Understanding the treasures given in the past helps me to live a treasured life now. So, these old fashioned teachings and traditions were not only treasures ever ancient, but treasures ever new.
+++ This is important for our future. Look at our world: is it any coincidence that our world has become so messed up in the precise moment that so many of our church members turned aside traditional teachings and worship? Perhaps our future depends on whether or not we recover the gifts that the Holy Spirit has given our Church.

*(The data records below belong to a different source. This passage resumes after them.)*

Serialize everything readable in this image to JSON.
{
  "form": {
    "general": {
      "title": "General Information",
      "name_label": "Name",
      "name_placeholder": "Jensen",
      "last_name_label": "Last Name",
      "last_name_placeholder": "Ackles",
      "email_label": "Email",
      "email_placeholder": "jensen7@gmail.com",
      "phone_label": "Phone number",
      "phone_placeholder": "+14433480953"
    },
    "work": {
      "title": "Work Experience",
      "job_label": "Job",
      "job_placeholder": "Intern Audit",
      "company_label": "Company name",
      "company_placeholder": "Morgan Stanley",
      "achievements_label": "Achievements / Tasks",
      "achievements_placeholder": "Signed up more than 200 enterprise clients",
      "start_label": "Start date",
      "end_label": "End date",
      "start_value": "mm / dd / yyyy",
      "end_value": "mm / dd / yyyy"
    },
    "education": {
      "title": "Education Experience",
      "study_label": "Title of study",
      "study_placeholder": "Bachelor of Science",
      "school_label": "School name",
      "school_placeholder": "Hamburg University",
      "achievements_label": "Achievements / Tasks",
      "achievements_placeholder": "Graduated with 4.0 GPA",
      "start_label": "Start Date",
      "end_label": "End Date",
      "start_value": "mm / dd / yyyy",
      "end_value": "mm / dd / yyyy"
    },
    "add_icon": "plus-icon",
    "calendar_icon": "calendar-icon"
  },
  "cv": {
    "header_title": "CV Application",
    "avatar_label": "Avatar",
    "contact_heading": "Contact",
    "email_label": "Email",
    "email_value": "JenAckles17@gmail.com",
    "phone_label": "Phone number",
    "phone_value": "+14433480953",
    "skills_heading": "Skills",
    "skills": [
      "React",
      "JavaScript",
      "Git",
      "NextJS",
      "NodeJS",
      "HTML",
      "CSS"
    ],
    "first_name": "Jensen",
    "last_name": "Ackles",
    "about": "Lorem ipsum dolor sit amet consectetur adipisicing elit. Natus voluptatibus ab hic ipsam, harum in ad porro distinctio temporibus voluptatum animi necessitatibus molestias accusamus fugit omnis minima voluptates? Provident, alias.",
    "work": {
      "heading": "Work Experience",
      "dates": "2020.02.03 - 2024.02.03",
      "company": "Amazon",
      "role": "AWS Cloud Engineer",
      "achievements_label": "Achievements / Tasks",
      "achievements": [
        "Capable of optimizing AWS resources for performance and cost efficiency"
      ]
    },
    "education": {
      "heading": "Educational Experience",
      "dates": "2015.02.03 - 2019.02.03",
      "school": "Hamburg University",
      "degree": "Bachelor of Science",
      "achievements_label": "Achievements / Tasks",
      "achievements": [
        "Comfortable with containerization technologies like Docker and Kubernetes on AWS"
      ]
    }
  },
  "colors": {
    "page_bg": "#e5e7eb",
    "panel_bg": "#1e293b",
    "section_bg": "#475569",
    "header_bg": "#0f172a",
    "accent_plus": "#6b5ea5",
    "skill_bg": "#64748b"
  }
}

Of course, when it comes to old fashioned and traditional teachings, we are told to be “Be less judgmental, less discriminating.” And for a while, the Church tried this approach. So have I. But as I have tried this approach, I have come to a certainty: the reality is is that the issue isn’t only about how we say something, but that we are saying anything at all.
The world would have us be quiet. But as we see in Pentecost, the Holy Spirit would have us speak up. He is the ancient one and his teachings may sound “old,” but his voice is new and what he brings is newness and renewal.
We can’t be afraid of the old. We must not be afraid.
+++ I started this homily by talking about the priests that have come before me and the priests that come after me. While we are different in our gifts, I hope that we priests at this parish have been united in passing along the perennial teachings and traditions of the Church; for I too am a member of this body.
It is precisely these treasures—ever ancient and ever new— which are the gifts that are given to me at my ordination. As a member of the body, my duty to the body is to teach and protect these treasures. Indeed, the gift of ordination is a gift meant to help protect the very unity and diversity of the Church— it is the gift that protects the unity of the Church: a unity that spans the centuries and to the end of the world, a diversity that is rich in treasures every ancient and ever new. If I did not do this, I myself be suffering from the spiritual leg cramp—and I would bring division to the body.
I ask you, therefore, to pray for us priests. And to pray that all the Church may be conformed, not to the spirit of this corrupt generation, but to the Holy Spirit who is God, the source of our treasured diversity and our holy unity.